- H. H. Han, T. Gao, H. Yi et al., “Extraction of relief amplitude based on change point method: a case study on the Tibetan Plateau,” Scientia Geographica Sinica, vol. 32, no. 1, pp. 101–104, 2012, in Chinese.
- X. R. Zhang and K. Dong, “Neighborhood analysis-based calculation and analysis of multi-scales relief amplitude,” Advanced Materials Research, vol. 468–471, pp. 2086–2089, 2012.
- Z. Ma, X. Chen, and H. Chen, “Multi-scale spatial patterns and influencing factors of rural poverty: a case study in the Liupan Mountain Region, Gansu Province, China,” Chinese Geographical Science, vol. 28, no. 2, pp. 296–312, 2018.
- Y. B. Li, H. Chen, and G. J. Luo, “Spatial distribution of different scale flatland in Guizhou Province, China,” Scientia Geographica Sinica, vol. 39, no. 11, pp. 1830–1840, 2014, in Chinese.
- Y.-p. Fang and B. Ying, “Spatial distribution of mountainous regions and classifications of economic development in China,” Journal of Mountain Science, vol. 13, no. 6, pp. 1120–1138, 2016.
- Z. S. Yang and Q. G. Zhao, “Study on dividing flatland county, semi-mountainous & semiflatland county and mountainous county in Yunnan Province based on the second national land survey,” Journal of Natural Resources, vol. 29, no. 4, pp. 564–574, 2014, in Chinese.
- Y. L. Zhao and X. B. Li, “Spatial correlation between type of mountain area and land use degree in Guizhou Province, China,” Sustainability, vol. 8, no. 9, p. 849, 2016.

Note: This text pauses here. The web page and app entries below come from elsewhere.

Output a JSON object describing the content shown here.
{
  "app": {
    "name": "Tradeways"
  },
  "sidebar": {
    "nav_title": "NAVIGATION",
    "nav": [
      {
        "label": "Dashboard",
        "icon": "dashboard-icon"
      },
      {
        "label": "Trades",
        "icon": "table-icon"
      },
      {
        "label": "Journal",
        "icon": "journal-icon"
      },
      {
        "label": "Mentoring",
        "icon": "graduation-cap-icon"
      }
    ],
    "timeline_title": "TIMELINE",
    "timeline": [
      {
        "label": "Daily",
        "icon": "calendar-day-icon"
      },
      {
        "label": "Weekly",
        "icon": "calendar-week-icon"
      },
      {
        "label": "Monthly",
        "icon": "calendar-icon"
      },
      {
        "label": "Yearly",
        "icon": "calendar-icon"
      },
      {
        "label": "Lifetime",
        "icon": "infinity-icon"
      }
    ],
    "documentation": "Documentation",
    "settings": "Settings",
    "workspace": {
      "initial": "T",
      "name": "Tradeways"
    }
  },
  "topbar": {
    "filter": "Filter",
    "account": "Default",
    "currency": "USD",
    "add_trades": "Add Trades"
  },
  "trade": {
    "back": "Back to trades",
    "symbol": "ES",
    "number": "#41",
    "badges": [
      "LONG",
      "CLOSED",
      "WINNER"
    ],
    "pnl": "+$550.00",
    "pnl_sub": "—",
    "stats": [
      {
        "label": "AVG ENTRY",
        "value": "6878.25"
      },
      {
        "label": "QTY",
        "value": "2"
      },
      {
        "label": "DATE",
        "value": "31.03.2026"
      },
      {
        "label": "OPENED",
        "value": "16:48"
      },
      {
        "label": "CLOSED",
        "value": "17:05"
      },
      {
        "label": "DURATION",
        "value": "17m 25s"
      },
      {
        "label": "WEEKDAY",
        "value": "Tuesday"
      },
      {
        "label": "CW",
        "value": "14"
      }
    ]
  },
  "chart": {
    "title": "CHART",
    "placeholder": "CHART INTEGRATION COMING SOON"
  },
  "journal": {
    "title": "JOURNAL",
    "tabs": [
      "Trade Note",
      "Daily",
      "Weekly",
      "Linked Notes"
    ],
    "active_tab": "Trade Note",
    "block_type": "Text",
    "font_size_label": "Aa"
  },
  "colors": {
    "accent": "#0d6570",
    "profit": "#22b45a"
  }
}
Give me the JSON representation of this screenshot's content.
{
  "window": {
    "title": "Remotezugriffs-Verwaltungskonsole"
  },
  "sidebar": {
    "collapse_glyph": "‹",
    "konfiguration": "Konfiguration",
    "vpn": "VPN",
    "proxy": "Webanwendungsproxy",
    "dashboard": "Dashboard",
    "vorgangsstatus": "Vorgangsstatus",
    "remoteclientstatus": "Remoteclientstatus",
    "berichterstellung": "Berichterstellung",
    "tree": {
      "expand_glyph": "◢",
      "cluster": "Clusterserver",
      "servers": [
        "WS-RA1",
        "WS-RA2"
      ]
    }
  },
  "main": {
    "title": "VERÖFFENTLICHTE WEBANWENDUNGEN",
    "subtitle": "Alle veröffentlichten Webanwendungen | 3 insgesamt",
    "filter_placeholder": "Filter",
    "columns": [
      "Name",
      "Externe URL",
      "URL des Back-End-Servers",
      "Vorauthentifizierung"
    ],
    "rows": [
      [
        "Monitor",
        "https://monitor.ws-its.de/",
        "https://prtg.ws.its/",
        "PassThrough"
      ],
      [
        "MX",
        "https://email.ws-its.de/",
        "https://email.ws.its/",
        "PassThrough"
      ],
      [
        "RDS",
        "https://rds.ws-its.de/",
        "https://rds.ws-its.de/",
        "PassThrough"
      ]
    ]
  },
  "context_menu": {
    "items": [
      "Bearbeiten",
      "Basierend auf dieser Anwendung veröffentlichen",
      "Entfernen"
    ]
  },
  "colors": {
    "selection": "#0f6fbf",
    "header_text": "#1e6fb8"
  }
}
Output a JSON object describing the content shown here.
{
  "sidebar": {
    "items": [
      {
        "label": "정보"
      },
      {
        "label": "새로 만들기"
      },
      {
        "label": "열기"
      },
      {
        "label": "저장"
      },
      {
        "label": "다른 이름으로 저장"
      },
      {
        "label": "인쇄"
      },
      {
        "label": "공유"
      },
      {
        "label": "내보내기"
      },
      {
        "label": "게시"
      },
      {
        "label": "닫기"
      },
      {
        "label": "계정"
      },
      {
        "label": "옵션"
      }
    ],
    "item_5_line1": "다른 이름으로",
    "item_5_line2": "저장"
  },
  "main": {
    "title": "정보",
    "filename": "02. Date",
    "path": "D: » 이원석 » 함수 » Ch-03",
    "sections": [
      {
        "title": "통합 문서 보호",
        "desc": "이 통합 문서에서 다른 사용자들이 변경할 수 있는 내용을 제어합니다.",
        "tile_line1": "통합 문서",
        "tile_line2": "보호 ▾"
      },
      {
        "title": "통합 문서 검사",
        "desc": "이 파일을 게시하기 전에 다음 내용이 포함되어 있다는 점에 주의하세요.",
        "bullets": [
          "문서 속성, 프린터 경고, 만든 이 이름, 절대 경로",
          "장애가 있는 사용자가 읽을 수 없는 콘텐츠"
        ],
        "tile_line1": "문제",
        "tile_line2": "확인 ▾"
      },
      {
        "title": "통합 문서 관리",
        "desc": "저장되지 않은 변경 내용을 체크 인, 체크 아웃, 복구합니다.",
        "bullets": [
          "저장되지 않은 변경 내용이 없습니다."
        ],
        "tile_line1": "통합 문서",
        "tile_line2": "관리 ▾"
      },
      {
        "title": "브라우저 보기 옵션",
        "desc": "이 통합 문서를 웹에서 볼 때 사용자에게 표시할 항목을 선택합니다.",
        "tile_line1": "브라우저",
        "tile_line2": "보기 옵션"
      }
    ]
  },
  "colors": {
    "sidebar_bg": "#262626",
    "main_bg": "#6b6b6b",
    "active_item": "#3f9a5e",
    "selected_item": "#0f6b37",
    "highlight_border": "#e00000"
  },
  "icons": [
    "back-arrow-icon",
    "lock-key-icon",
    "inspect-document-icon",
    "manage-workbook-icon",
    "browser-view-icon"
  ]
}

- M. Schuler, E. Stucki, and O. Roque, Mountain Areas in Europe: Analysis of Mountain Areas in EU Member States, Acceding and Other European Countries, European Commission, Brussels, Belgium, 2004.
- B. Xue, L. M. Zhang, Y. Geng, B. Mitchell, and W. X. Ren, “Extended land-use coding system and its application in urban brownfield redevelopment: case study of Tiexi District in Shenyang, China,” Journal of Urban Planning and Development, vol. 142, no. 3, Article ID 05015014, 2016, in Chinese.
- A. D. Guo, Y. Q. Zhang, Q. Hao, and J. H. C. Xia, “Monitoring and simulation of dynamic spatiotemporal land use/cover changes,” Complexity, vol. 2020, Article ID 3547323, 12 pages, 2020.
- Editing Group of Yunnan Agricultural Geography, Yunnan Agricultural Geography, Yunnan People’s Publishing House, Kunming, China, 1981, in Chinese.
- R. H. Wang, J. C. Yang, S. W. Zhang, L. P. Chang, L. M. Pu, and K. Bu, “Analysis on the relief amplitude in Northeast China based on ASTER GDEM and mean change point method,” Journal of Arid Land Resources and Environment, vol. 30, no. 6, pp. 49–54, 2016, in Chinese.
- J. Zhang, W. Zhu, F. Zhao et al., “Spatial variations of terrain and their impacts on landscape patterns in the transition zone from mountains to plains-a case study of Qihe River Basin in the Taihang Mountains,” Science China Earth Sciences, vol. 61, no. 4, pp. 450–461, 2018.
Copyright © 2020 Li Wu et al. This is an open access article distributed under the Creative Commons Attribution License, which permits unrestricted use, distribution, and reproduction in any medium, provided the original work is properly cited.